> **Required work**: All of the data below should be returned exactly.

> **Exercise data**:
********************

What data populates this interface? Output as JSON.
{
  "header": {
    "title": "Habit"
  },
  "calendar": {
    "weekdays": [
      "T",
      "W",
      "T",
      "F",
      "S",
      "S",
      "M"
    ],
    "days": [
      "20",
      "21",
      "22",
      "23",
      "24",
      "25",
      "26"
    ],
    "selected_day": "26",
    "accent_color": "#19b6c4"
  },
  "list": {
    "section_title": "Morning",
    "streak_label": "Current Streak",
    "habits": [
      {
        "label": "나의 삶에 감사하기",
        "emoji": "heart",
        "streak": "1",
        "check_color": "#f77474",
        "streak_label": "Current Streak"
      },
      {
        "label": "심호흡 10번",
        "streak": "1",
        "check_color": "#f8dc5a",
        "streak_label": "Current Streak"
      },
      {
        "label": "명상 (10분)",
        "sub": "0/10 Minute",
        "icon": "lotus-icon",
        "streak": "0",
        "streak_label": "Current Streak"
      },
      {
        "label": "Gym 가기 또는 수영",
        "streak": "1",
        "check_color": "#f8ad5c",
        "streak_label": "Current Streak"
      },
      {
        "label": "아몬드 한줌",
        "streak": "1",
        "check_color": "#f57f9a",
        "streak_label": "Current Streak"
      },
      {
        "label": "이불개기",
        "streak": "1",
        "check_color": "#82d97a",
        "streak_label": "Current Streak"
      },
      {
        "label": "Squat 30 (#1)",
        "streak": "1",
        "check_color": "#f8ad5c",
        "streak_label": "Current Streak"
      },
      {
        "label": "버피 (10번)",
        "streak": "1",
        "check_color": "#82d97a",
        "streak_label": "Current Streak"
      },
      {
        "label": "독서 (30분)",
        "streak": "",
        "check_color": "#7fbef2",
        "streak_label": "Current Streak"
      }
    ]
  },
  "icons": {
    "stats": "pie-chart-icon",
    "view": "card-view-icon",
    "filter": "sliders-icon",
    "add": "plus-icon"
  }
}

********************

> **The completed task**:
What data populates this interface? Output as JSON.
{
  "header": {
    "title": "Habit"
  },
  "calendar": {
    "weekdays": [
      "T",
      "W",
      "T",
      "F",
      "S",
      "S",
      "M"
    ],
    "days": [
      "20",
      "21",
      "22",
      "23",
      "24",
      "25",
      "26"
    ],
    "selected_day": "26",
    "accent_color": "#19b6c4"
  },
  "list": {
    "section_title": "Morning",
    "streak_label": "Current Streak",
    "habits": [
      {
        "label": "나의 삶에 감사하기",
        "emoji": "heart",
        "streak": "1",
        "check_color": "#f77474",
        "streak_label": "Current Streak"
      },
      {
        "label": "심호흡 10번",
        "streak": "1",
        "check_color": "#f8dc5a",
        "streak_label": "Current Streak"
      },
      {
        "label": "명상 (10분)",
        "sub": "0/10 Minute",
        "icon": "lotus-icon",
        "streak": "0",
        "streak_label": "Current Streak"
      },
      {
        "label": "Gym 가기 또는 수영",
        "streak": "1",
        "check_color": "#f8ad5c",
        "streak_label": "Current Streak"
      },
      {
        "label": "아몬드 한줌",
        "streak": "1",
        "check_color": "#f57f9a",
        "streak_label": "Current Streak"
      },
      {
        "label": "이불개기",
        "streak": "1",
        "check_color": "#82d97a",
        "streak_label": "Current Streak"
      },
      {
        "label": "Squat 30 (#1)",
        "streak": "1",
        "check_color": "#f8ad5c",
        "streak_label": "Current Streak"
      },
      {
        "label": "버피 (10번)",
        "streak": "1",
        "check_color": "#82d97a",
        "streak_label": "Current Streak"
      },
      {
        "label": "독서 (30분)",
        "streak": "",
        "check_color": "#7fbef2",
        "streak_label": "Current Streak"
      }
    ]
  },
  "icons": {
    "stats": "pie-chart-icon",
    "view": "card-view-icon",
    "filter": "sliders-icon",
    "add": "plus-icon"
  }
}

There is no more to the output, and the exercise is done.